Do your assets exceed £325,000?
Historically, relatively few estates attracted Inheritance Tax (IHT) but this has changed radically in recent years because of soaring house prices, particularly in London and the South East. According to recent estimates, this sharp increase in property values and the slower rise in the “Nil Rate” (tax exempt) Band has left around 1.8 million homeowners now vulnerable to IHT.
When you die, your heirs pay 40% IHT on everything you leave above £325,000 (in the current tax year). Married couples (and civil partners) can certainly avoid exposure to IHT on first death as there is no tax liability on assets that pass between spouses or civil partners. However this only delays, not avoids, a tax bill.

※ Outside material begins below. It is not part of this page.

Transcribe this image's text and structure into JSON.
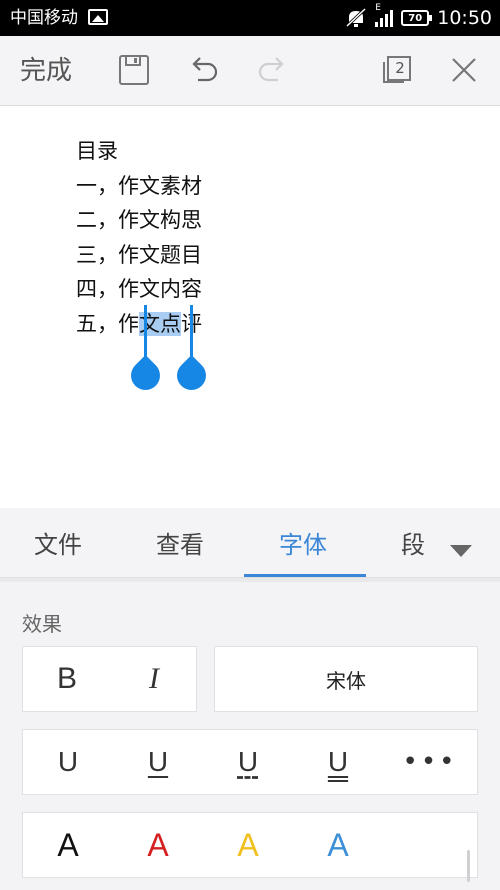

A far better option is to consider leaving your Nil rate band to your children (or other beneficiaries) in order not to waste that exemption on your death. This is accomplished by special wording within your Will which can also ensure that your surviving spouse or partner can access the funds placed in trust. Your spouse or partner will then have a further exemption on their death, thereby doubling the tax free allowance available to set against any IHT bill at second death.
Whilst, in principle, the ‘Combined Married Person’s Allowance’ – if still available in the future – would achieve much the same result and even, in some circumstances, an even greater tax saving, (assuming the tax exempt rate is raised again as promised), its terms are far less flexible and discourage, for example, prior lifetime gifts. An additional advantage of the Nil Rate Band Discretionary Trust strategy is that it provides a framework to ensure that any intended beneficiaries will receive their due inheritance, irrespective of subsequent changes in circumstances and legislation. In any event, if it is clear at second death, that the individual circumstances of the case mean that it would be more tax efficient to set aside the NRB Trust, the Executors are empowered to do so.